“(It’s) holding space — being there so that they can bring something up if they want to talk about it. But also there are no expectations that you have to talk about it if you don’t want to,” Overman says.
Overman also uses Zoom to consult with people across the country, including in states where abortion is restricted or banned. She can help them locate the closest clinics or find transportation and lodging if they’re traveling a long distance.
Of course there is not a syllable about whom it is that Donnelly is helping to eliminate: the unborn child. That would get in the way of the narrative which stresses how selfless Donnelly is.
The unspoken objective of stories like this is to “normalize” what women like Donnelly do–to make a direct equivalency between what she is assisting and what a birth doula does. (“She has worked as a professional birth doula for many years.” Seamless transition from life to death.) And, naturally, to tell women that aborting their child is best for everyone, with the possible exception of the about-to-be dead child.
It’s a remarkable piece, but all the stories I’ve read about abortion doulas are remarkable.

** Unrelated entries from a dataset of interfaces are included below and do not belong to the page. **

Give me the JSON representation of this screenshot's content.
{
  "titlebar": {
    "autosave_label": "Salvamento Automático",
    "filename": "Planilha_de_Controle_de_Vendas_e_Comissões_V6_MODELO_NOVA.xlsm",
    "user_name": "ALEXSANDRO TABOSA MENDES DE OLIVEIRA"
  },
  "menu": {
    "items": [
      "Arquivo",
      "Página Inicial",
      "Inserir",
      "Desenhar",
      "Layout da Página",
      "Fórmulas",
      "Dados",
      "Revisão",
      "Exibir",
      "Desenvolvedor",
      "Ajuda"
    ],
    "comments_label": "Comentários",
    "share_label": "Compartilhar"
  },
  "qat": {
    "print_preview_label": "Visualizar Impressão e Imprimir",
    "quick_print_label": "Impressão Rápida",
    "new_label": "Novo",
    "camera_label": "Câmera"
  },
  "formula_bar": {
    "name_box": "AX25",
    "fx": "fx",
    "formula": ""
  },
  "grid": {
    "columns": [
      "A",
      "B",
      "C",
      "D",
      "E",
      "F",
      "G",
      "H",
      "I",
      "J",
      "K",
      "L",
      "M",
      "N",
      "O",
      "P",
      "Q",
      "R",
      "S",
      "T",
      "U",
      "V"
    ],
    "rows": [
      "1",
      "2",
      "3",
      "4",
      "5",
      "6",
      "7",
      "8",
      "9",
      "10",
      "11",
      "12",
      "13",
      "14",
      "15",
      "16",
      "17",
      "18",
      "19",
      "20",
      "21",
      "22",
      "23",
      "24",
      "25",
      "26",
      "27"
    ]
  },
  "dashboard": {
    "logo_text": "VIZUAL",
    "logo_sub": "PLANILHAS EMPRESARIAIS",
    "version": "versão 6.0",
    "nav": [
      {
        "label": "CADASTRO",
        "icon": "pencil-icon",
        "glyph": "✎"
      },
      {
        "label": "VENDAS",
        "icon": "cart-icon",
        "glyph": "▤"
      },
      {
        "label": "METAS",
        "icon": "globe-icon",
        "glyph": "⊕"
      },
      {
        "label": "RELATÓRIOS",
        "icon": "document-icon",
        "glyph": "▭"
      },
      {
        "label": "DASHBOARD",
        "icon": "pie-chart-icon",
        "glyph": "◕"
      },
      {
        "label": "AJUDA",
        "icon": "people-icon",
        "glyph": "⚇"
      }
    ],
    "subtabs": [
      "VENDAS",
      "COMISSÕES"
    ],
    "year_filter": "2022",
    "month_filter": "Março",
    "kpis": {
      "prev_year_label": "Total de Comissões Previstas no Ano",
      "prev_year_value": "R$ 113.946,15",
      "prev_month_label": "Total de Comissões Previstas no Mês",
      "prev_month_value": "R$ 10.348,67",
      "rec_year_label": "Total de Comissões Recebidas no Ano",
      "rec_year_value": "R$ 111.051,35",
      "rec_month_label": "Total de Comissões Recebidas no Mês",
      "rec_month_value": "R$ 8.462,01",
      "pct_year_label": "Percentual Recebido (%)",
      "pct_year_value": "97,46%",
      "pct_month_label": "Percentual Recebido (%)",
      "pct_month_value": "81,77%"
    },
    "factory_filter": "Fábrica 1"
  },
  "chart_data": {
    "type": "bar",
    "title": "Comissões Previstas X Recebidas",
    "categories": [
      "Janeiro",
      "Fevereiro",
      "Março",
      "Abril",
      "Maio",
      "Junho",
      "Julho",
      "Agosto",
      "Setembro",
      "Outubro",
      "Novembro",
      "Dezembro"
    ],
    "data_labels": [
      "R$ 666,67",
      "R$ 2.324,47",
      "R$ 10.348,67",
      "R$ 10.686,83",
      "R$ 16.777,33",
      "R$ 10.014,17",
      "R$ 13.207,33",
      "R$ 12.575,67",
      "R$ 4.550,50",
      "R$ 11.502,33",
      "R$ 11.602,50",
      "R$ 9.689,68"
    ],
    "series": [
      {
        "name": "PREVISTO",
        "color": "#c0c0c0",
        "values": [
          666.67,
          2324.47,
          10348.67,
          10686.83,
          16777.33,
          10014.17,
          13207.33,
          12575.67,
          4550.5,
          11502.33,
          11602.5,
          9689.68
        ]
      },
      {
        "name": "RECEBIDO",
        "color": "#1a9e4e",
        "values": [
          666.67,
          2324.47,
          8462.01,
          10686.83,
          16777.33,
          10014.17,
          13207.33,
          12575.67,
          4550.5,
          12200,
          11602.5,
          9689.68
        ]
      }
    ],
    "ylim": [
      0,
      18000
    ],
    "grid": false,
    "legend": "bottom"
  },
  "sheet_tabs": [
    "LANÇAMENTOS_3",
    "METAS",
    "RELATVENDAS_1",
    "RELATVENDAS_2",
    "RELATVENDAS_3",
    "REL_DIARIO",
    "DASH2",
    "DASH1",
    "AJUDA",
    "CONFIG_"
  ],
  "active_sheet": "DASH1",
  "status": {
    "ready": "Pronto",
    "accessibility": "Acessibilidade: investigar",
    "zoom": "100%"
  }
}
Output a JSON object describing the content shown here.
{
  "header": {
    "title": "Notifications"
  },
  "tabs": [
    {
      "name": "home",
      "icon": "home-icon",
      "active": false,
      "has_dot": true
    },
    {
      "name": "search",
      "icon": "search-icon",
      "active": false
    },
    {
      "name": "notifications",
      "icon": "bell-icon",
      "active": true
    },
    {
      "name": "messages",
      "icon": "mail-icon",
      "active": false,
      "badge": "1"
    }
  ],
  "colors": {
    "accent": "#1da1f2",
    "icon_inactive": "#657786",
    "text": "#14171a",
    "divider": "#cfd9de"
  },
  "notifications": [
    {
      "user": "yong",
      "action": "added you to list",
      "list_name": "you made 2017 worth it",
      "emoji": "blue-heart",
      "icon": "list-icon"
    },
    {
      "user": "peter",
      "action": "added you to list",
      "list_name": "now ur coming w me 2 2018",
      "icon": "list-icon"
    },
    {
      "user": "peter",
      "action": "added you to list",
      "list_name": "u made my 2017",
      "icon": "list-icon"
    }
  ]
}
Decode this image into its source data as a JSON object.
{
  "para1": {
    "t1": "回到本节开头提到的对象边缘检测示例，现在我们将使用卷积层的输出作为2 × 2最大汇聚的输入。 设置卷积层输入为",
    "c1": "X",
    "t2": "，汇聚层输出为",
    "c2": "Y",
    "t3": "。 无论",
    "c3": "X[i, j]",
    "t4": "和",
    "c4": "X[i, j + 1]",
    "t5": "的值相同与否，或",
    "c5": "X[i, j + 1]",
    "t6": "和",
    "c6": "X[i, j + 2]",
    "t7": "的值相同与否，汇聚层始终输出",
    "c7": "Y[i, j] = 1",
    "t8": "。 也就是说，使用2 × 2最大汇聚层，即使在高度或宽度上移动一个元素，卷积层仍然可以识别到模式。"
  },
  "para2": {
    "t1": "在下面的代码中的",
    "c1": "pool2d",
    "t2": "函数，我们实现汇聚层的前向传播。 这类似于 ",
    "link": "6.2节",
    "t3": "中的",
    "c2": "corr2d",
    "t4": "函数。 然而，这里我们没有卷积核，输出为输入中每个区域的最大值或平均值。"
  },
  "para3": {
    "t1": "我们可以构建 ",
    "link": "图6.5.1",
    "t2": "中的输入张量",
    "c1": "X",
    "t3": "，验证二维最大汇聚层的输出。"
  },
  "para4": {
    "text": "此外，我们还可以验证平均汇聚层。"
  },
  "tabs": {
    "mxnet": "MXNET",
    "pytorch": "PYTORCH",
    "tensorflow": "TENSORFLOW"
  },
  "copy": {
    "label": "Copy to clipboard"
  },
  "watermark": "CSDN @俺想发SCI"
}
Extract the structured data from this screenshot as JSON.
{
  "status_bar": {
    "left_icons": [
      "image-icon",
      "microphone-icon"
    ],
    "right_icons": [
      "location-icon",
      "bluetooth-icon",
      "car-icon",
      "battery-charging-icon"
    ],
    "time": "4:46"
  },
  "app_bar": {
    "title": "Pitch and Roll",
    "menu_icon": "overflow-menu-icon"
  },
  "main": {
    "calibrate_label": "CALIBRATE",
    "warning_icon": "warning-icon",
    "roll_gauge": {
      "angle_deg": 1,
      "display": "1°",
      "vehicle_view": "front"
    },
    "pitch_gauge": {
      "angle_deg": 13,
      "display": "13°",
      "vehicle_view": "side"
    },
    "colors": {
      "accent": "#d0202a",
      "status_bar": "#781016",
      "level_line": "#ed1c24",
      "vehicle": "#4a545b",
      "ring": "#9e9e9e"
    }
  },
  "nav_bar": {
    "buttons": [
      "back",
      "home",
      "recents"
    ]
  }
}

The core message is a kind of lethal solidarity where the abortion doula learns to master the “list of neutral phrases and topics” to use while the woman takes her child’s life.
Naturally the real moral of these kinds of stories (but not even alluded to) is that if the abortion doula has any moral, ethical, or spiritual hurtles, she leaves them in the dust.
As I once observed, women like Overman “have become a kind of born-again true believer in death who will lift up the spirits of the aborting woman and offer the woman her own brand of secular dispensation.”
And a dead child.